ACA State Implementation
Implementation of the Affordable Care Act (ACA), including health insurance exchanges, continues to require significant state efforts. With the ACA and health insurance exchanges raising new issues, new American Medical Association model legislation can bring clarity to this evolving landscape and protect patients and physicians.
The AMA has created six model bills to help states address some of the key issues raised by health insurance exchanges. Read a summary of the bills or access each bill individually below. Whether introduced as-is, or taken as a framework around which states may customize their own provisions, these bills lay the groundwork for medical society advocacy on state exchange implementation.
Contact Daniel Blaney-Koen, JD, Senior Legislative Attorney, or Emily Carroll, JD, Senior Legislative Attorney, with any questions or for more information. Also visit the AMA's Affordable Care Act website, which has resources for physicians and for patients on the ACA.
In an effort to hold down costs, health insurers both in and outside the exchanges are employing tiered and narrow network strategies to a degree rarely before seen. While such networks may save some consumers money upfront in their premiums and co-insurance when compared with broader network plans, the AMA has significant concerns.
- Physician Due Process Protections Act – This would provide physicians full opportunity to challenge termination or denial of participation in a health insurance product or panel. Despite the reason for termination or denial of participation, such disruptions impact many of the long-standing patient-physician relationships essential to patient care, and affected physicians must be provided a fair process to appeal.
- Meaningful Access to Accurate Provider Directories Act – This would require insurers to provide accurate provider directories that are updated in a timely manner. Such directories are essential to patients when choosing plans, and to helping regulators and key stakeholders successfully monitor network adequacy.
- Physician Profiling and Network Determination Act – This would require that all profiling programs, including those used to determine tiered or narrow networks, incorporate quality measures and risk adjustment, while providing physicians the opportunity to review and appeal their profiles. Quality often takes a back seat to cost in the determination of tiers and narrow networks, but without transparency on both of these factors, it is very difficult for patients to make informed choices about their care.
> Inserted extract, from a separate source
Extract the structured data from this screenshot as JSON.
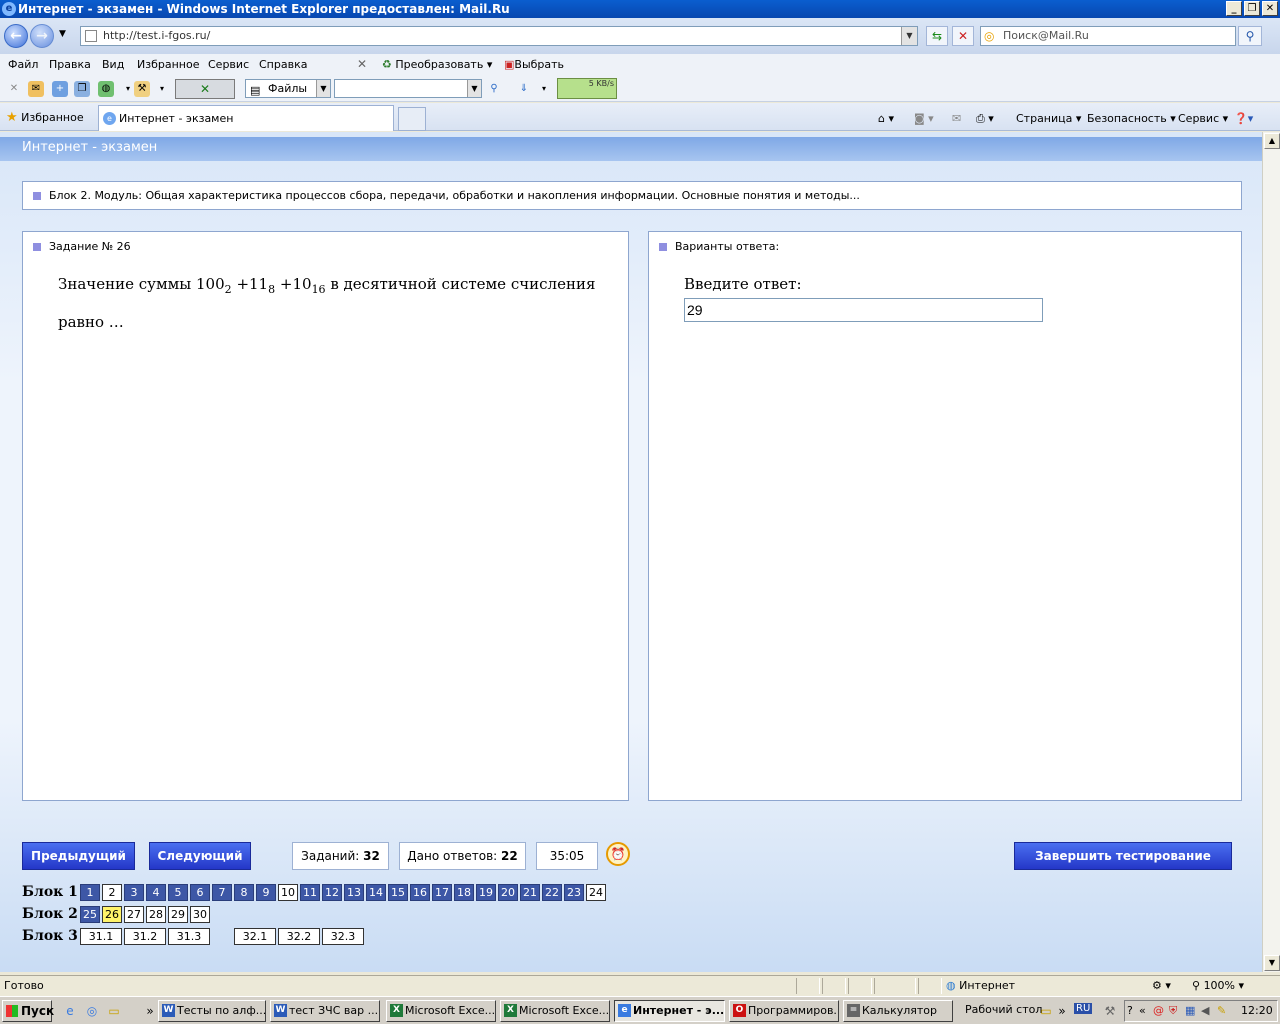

- Honoring Patients' Assignment of Benefits Act – This would require insurers to recognize patients' assignment of benefits to out-of-network physicians and other health care providers. This is particularly important as patients may wish to continue a relationship with a physician who is now "out of network" under a new exchange plan, or as inadequate networks force patients to receive care from physicians outside of their network.
Insurers offering new plans on health insurance exchanges may be limiting access to care in some areas by significantly narrowing or dramatically tiering provider networks. While these network strategies being employed may not be entirely new, their increased use has generated scrutiny among policymakers and concern among patients and physicians. The AMA's issue brief on network adequacy recommends general principles for policymakers to use when determining how to approach new monitoring strategies and evaluation of networks.
The AMA, working with the state and specialty societies, have been heavily engaged in the National Association of Insurance Commissioners' (NAIC) process to revise it's network adequacy model act. This letter initiated by the AMA and the Children's Hospital Association and signed by more than 100 stakeholder organizations, outlines the priorities for which the AMA and others have been advocating at the NAIC.
Under the ACA, if patients who receive advance premium tax credits fail to pay their premiums, they enter a 90-day "grace period." During this time, patients continue to have coverage but insurers are able to pend claims to physicians during the second and third months of the grace period. The ACA requires insurers to notify physicians of patients' grace period status when responding to an eligibility verification request, but not in a sufficient manner or to a sufficient degree.
- Physician Notification of Patients in Health Insurance Exchange Grace Period Act – This would require health insurers to provide physicians extensive information as part of the notification that a patient has entered the second and third month of the grace period upon an eligibility check. Failure to notify physicians as required under the bill would result in a binding eligibility determination upon the insurer.
- The AMA also offers a collection of resources to help physicians navigate the grace period, including a step-by-step guide, a collections policy checklist, model financial agreement language, and a sample letter to patients.
Many physicians may be unaware as to whether they are in an exchange network, which is problematic on many levels. Insurers often claim they are permitted to include physicians in other networks due to "all product clauses" included in physician' contracts.
- Physicians Choice of Health Insurance Products and Panel Act - This would prevent insurers from requiring a physician who is contracted to be in one network to also be in all of the plans' networks.